Tarot reading has been used since the 14th Century. Tarot is a meaning-making system, a tool for understanding your life and observing patterns and connections in your past, present, and future.
If you’re new to tarot, the terminology used can seem daunting, so we’ve put together this handy guide for understanding the buzzwords and phrases used in the tarot world:
The collective term for the first 22 cards of the tarot, starting with the Fool (0) and ending with The World (XXI). The narrative that takes shape over the course of the Major Arcana, from Fool to World, is often referred to as “The Fool’s Journey”.
The collective term for the four suits of the tarot – Cups, Pentacles, Wands, and Swords. Here’s a bit more about each suit:
This suit, which in some decks might be titled Vessels or Chalices, focuses on emotional experiences. The suit of Cups is associated with the element of Water, and typically shows up when there’s inner work to be done rather than external action to be taken.
Also known as the suit of Coins, Discs, and Wheels, the Pentacles represents work life and material investments. The suit is associated with the element of Earth. Like the Cups, this suit is less about external action and more inner work. It encourages self-direction and determination.
Depending on the deck you use, the Wands can also be called Staffs or Clubs. This suit is tied to spiritual and creative pursuits, and is associated with the element of Fire. The Wands is a suit of action, and is usually a sign that there’s specific progress to make.
Also known as Knives and Blades, the Swords is the suit of the mind – all its inner trappings and skills. Associated with the element of air, the Swords are often indicators that a decision needs to be made.
Each suit features four court cards, typically titled the Page, the Knight, the Queen and the King. These can represent people in your life, but also stages of expertise, with a Page indicating a beginner’s mindset, and the King illustrating the height of wisdom. While the court cards, and many cards in the tarot, are illustrated by gendered imagery, their themes go deeper than surface level stereotypes.
A tarot spread is a method of laying out several tarot cards to line up with predetermined prompts. Maybe the most famous, and most simple tarot spread is a Past, Present, Future spread, where three cards are set out in a line.
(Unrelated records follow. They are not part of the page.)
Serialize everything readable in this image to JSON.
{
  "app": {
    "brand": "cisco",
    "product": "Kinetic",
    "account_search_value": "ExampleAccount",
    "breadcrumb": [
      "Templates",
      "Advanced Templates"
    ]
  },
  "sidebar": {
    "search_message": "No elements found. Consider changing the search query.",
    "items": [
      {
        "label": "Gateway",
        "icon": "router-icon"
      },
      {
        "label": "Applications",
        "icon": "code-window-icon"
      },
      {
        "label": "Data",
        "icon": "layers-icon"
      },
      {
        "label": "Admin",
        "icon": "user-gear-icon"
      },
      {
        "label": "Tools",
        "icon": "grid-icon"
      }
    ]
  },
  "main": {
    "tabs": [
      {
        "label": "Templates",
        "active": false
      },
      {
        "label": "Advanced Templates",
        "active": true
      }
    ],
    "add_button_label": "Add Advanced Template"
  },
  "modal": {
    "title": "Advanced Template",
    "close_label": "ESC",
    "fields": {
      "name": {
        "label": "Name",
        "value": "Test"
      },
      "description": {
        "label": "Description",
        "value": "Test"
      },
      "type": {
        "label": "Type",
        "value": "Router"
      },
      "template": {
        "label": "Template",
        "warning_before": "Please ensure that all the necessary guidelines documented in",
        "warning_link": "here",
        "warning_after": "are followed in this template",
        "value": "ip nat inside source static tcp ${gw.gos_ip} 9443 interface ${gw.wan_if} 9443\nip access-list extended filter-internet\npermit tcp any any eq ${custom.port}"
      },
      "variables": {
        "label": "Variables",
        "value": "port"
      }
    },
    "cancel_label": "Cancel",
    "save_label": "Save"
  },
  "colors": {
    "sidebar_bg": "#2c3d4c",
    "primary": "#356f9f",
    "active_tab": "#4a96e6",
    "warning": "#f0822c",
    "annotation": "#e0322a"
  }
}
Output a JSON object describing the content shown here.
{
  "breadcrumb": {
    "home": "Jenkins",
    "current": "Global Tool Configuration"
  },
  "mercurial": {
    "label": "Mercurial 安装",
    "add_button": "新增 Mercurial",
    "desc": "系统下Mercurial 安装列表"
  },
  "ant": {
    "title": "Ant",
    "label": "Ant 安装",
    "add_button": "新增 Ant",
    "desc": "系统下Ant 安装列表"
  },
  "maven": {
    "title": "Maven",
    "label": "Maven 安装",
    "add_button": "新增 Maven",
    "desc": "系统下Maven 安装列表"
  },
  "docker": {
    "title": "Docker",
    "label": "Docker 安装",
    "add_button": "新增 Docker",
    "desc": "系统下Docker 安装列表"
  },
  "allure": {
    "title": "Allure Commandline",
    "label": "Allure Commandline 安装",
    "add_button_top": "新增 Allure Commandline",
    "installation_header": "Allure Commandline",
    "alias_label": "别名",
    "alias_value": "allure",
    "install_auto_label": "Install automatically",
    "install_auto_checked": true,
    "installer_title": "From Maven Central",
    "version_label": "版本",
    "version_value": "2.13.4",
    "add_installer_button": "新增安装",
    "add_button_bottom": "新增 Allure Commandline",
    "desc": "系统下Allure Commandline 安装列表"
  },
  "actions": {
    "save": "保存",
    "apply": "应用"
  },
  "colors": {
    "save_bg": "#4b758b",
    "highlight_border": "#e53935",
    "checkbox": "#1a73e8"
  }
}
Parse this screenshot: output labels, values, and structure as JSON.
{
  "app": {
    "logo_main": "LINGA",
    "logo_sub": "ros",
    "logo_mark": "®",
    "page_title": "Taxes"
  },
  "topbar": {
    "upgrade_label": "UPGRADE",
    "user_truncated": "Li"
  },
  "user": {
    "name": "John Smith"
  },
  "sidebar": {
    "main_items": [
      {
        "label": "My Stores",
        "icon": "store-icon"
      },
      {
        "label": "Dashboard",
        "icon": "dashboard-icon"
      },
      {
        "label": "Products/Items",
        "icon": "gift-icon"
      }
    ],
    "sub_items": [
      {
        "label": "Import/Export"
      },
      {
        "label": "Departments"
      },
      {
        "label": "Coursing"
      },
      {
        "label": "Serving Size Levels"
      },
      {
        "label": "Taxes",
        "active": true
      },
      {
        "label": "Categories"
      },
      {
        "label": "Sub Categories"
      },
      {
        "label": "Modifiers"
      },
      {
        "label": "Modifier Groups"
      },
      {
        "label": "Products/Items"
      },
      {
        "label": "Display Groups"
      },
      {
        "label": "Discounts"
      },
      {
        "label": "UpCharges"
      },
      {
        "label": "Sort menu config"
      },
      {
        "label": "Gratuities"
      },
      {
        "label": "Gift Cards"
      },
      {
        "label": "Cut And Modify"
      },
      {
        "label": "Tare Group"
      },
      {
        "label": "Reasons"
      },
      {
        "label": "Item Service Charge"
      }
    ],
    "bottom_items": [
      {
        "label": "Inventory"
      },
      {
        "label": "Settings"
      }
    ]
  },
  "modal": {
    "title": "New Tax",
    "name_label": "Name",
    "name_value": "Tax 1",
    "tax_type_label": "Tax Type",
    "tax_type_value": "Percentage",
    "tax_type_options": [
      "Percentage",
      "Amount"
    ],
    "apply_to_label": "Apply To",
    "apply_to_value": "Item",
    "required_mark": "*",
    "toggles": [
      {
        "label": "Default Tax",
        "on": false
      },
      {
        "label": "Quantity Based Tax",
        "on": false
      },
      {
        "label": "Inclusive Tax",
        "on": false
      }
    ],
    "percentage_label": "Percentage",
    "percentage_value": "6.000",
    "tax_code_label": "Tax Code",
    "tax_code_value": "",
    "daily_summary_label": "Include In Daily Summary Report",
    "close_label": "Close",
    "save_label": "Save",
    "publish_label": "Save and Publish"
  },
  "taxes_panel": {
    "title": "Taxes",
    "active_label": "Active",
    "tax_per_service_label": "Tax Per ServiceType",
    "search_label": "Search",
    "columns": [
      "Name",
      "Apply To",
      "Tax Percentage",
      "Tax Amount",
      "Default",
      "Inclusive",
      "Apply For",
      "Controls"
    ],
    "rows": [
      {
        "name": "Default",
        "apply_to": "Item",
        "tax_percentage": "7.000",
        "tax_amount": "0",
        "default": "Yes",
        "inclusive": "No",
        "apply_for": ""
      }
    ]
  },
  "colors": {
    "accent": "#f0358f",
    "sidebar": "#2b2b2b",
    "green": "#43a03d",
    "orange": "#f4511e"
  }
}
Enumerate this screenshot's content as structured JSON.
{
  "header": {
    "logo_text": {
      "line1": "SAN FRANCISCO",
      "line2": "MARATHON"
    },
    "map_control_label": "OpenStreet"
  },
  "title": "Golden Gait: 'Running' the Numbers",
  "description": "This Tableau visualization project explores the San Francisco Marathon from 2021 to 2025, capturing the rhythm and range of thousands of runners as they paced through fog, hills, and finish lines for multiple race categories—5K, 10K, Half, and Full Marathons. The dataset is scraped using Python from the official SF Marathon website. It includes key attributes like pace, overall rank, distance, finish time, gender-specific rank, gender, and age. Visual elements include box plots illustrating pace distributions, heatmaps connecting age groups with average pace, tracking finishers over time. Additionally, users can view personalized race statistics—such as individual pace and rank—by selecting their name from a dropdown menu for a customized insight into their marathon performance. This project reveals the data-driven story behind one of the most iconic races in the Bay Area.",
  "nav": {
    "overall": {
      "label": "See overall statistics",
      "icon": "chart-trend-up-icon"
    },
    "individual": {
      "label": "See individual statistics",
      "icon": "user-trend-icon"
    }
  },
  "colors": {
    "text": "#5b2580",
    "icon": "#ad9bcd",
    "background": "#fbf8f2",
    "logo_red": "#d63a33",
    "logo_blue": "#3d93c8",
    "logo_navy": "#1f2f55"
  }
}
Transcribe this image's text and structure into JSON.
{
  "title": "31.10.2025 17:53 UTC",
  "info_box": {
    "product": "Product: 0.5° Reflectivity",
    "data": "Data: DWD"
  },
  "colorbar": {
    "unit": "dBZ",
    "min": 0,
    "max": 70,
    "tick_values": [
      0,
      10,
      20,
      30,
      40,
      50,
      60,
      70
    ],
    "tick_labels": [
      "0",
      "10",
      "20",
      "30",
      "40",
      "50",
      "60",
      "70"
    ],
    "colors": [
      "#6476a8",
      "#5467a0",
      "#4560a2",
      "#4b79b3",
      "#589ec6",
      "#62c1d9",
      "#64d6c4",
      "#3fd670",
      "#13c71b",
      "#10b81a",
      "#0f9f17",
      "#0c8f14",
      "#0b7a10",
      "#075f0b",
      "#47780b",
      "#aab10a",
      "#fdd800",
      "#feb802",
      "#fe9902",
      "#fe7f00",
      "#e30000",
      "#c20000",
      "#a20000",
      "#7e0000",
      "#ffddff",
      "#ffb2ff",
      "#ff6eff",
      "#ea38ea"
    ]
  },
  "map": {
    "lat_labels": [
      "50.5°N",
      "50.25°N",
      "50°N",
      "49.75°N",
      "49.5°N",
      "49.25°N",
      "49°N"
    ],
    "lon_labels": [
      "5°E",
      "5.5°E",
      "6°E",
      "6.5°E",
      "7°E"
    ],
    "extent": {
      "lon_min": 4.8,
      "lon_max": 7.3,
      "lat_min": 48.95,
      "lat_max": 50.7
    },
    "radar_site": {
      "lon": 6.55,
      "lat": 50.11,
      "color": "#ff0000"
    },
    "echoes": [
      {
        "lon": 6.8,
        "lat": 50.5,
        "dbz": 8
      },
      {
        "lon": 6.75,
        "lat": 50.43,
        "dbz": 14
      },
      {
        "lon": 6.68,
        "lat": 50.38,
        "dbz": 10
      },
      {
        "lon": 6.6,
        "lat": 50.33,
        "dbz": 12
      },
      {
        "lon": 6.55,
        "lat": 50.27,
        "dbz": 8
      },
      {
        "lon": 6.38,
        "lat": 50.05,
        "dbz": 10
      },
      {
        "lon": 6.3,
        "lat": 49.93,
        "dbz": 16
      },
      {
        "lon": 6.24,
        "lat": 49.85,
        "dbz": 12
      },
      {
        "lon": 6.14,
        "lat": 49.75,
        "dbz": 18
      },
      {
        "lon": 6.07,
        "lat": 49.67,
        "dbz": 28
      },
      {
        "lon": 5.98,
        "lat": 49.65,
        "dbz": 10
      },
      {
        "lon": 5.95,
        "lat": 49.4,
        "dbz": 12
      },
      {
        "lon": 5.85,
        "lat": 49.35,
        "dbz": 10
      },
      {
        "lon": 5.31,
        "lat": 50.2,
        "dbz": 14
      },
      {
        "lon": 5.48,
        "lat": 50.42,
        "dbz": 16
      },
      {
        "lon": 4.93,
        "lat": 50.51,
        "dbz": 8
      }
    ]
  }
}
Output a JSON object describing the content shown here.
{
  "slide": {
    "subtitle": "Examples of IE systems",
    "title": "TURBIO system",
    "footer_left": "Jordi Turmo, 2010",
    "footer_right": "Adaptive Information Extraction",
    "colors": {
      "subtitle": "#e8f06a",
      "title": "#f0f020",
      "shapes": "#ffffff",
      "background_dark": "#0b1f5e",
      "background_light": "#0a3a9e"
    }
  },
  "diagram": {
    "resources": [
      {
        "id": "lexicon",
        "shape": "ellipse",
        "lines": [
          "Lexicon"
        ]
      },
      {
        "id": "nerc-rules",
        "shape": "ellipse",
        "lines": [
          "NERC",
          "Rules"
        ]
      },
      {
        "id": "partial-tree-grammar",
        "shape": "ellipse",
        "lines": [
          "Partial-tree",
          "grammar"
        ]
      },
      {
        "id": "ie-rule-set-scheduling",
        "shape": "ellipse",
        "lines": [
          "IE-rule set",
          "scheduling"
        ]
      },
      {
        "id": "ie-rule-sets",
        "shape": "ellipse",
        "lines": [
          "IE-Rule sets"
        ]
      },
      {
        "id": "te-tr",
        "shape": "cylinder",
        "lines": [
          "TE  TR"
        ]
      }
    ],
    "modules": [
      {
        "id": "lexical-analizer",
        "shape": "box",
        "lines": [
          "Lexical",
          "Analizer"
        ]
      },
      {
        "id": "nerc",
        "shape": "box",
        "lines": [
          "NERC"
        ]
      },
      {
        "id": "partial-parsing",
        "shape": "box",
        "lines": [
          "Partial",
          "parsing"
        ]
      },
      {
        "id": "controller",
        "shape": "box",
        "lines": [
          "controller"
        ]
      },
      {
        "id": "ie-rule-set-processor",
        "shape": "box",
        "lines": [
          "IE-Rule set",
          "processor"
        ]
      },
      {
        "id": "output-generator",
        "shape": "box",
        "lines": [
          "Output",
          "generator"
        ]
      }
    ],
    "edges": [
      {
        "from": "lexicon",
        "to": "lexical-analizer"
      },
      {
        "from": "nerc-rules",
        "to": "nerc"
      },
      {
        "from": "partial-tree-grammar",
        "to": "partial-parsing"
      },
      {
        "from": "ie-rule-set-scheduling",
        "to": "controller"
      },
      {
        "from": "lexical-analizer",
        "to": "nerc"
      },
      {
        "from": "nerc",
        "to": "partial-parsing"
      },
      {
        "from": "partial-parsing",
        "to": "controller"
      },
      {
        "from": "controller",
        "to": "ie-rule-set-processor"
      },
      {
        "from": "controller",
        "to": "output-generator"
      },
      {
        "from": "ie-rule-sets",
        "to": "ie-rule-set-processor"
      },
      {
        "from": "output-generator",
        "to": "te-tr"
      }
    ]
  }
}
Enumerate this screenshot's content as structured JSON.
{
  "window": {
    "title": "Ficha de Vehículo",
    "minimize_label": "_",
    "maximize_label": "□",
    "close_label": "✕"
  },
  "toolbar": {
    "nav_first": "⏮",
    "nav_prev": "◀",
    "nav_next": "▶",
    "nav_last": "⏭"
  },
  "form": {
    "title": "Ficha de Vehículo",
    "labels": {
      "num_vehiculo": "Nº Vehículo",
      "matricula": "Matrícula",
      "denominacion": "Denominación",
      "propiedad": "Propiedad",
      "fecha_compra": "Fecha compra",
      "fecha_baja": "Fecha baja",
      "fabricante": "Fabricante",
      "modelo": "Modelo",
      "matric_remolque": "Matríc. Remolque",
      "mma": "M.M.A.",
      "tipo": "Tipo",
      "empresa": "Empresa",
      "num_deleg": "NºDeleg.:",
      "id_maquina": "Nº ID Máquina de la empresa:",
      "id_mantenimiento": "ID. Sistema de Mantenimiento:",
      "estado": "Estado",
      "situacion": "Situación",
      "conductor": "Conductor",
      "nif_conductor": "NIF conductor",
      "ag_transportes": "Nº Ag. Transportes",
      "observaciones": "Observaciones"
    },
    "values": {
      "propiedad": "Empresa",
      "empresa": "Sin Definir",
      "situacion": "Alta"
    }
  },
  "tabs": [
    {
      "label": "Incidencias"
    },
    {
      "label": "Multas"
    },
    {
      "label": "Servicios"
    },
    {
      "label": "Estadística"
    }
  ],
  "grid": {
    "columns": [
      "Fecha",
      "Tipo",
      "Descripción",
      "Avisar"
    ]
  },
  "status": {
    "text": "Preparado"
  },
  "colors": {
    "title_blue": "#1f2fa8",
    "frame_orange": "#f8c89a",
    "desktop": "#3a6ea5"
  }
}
The first card corresponds to a past experience, the second card to a present issue affected by that past experience, and the third card offers advice for moving forward into the future, based on the context of the first two cards.
Now you have a basic understanding of the tarot terminology, why not take a look at The Tarot Spreads Yearbook by Chelsey Pippin Mizzi to continue your journey into the wonderful world of tarot.
For more about tarot, spreads, and readings, be sure to follow Chelsey on Instagram here.